JC: How do things change when working with a living artist?
SN: Working directly with artists is compelling for a variety of reasons. For one, I am an artist myself and enjoy treating frame design as an extension of artistic practice. The way we work at Bark to conceive, design, and craft frames for artists goes in tandem with an artist’s idea of their work and how it should be presented. It can be an immensely creative and informative process, for the frame designer and the artist. Artists are almost always interested in knowing the technical details of framing. As a result, frame designs for artists can be very inventive and challenging (which makes the whole process more fun).

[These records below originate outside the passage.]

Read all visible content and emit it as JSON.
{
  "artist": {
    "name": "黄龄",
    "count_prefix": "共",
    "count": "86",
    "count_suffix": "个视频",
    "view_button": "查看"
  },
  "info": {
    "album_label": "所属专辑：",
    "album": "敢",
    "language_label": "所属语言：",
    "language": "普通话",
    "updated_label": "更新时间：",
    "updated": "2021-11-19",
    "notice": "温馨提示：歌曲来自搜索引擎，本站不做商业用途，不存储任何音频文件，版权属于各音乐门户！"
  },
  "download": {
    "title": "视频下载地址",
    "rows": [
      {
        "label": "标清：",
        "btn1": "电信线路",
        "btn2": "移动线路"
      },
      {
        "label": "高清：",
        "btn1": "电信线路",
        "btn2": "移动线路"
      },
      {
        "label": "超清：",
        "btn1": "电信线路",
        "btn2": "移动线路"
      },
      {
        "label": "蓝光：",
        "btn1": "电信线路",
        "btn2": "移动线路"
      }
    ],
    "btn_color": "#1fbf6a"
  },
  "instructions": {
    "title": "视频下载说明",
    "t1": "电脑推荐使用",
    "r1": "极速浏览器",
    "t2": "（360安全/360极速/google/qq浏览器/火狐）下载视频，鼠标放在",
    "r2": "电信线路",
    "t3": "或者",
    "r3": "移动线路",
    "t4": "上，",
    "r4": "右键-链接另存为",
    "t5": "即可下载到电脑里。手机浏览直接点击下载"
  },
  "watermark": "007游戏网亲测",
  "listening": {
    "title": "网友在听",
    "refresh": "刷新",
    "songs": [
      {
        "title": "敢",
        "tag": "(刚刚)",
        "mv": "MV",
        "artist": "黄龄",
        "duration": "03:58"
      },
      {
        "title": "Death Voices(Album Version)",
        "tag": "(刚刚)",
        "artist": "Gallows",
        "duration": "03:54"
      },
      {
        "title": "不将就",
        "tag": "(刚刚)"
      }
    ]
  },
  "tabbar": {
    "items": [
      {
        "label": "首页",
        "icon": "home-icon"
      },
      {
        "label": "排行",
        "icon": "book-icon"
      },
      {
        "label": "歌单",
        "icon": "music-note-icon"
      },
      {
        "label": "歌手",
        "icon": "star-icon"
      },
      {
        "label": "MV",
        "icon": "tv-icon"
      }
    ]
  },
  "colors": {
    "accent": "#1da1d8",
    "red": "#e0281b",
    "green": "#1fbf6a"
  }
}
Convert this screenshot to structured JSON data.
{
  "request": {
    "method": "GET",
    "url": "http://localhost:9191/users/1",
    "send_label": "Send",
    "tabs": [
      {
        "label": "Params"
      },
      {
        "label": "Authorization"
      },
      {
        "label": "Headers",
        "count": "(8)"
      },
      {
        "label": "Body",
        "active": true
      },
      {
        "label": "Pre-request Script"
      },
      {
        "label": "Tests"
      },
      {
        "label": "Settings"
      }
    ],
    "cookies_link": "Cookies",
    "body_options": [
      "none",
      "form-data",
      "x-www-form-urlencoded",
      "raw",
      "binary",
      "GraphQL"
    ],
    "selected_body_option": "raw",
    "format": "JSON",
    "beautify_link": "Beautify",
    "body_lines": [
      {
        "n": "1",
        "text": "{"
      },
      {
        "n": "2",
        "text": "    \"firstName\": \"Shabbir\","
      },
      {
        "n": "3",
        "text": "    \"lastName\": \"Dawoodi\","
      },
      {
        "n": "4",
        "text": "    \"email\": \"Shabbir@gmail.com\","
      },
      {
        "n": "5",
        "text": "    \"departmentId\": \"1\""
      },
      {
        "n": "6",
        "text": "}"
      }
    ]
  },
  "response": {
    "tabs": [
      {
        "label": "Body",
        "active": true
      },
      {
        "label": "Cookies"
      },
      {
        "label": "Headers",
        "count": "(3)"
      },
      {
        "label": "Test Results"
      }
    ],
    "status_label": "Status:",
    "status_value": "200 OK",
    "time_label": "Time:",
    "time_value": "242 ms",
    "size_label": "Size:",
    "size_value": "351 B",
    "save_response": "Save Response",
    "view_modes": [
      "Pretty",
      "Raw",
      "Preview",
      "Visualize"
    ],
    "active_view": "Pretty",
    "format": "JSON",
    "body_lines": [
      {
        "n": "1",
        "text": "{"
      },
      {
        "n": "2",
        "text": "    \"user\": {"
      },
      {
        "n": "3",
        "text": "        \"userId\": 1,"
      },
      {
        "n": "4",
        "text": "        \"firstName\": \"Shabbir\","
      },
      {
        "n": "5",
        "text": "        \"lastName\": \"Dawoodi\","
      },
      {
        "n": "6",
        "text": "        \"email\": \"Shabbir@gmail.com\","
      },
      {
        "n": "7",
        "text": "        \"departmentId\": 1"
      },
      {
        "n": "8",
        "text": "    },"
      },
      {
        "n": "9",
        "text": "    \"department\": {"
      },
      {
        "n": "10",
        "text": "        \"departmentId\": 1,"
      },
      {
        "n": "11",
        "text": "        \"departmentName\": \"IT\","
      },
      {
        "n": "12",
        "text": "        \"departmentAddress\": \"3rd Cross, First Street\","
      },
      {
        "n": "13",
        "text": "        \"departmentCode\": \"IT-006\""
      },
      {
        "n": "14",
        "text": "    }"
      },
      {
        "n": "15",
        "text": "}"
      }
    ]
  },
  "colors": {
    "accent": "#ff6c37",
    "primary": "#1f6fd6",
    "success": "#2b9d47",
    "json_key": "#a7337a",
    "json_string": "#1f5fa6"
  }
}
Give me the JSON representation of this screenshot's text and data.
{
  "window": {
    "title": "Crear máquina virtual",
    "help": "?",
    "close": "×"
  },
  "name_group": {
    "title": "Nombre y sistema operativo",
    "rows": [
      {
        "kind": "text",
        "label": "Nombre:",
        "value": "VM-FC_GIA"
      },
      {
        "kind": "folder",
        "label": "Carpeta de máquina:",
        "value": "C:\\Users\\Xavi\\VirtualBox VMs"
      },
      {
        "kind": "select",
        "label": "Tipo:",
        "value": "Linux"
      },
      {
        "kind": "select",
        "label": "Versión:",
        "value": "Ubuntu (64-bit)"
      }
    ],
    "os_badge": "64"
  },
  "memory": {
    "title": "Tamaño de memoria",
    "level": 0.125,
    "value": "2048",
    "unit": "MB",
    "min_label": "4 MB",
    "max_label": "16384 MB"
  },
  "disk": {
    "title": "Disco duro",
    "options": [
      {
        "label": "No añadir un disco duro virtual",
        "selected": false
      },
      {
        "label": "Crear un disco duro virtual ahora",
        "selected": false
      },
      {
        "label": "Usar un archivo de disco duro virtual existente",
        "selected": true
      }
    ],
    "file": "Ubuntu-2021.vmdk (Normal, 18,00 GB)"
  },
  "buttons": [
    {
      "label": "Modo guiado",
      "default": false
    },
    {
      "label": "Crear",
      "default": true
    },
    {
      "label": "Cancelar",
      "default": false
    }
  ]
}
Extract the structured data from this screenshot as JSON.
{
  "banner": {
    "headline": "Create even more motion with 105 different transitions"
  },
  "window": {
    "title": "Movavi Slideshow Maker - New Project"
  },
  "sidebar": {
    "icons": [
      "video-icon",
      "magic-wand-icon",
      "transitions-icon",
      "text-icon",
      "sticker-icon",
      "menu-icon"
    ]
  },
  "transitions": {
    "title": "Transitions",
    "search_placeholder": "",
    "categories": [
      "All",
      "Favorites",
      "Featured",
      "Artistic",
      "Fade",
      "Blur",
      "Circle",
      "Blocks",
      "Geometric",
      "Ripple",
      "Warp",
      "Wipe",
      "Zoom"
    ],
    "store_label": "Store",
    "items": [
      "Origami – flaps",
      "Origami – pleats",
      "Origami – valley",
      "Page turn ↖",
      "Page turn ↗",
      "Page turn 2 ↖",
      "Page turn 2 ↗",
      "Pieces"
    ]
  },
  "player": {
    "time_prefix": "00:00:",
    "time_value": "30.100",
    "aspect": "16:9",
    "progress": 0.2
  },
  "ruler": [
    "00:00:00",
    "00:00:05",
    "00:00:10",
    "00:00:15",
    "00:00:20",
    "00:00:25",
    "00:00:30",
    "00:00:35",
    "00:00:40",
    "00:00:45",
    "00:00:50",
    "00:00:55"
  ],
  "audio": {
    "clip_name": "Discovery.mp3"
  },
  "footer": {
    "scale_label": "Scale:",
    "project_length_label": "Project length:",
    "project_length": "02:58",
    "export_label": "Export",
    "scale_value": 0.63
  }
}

Over the years I have worked here I have been introduced to the work of many artists and their various frame preferences. Some may want natural materials and hardwoods with basic finishes to reflect the piece, others may want unconventional matting colors, and some might want the frame to be consistent with a larger museum or gallery installation. We try to envision the entire scope of the artist’s immediate project, and with enough foresight, we think about an artist’s trajectory with regard to framing. Should different bodies of work have different frame styles? How lasting is the design? Of course, styles and trends always change (this too includes framing), but as preservation framers we are constantly researching the best materials and conservation practices to put them to practice in our frame designs. Preservation and best practices can influence frame design, but we work to happily marry preservation and aesthetics.
We have framed the work of many artists of my generation, including colleagues of mine from graduate school. Framing the work of contemporary artists is a legacy of the company. Jed [Bark, President of Bark Frameworks] started framing in New York by way of his own artistic career and his acknowledgement of the shortcomings of frame design in the 70s. Being able to offer artists frames that matched the vision of their work was a new proposition. Bark designers have had the opportunity to work with numerous established living artists, including: Jasper Johns, James Siena, Joel Shapiro, Brice Marden, Mel Bochner, Roni Horn, and Gregory Crewdson.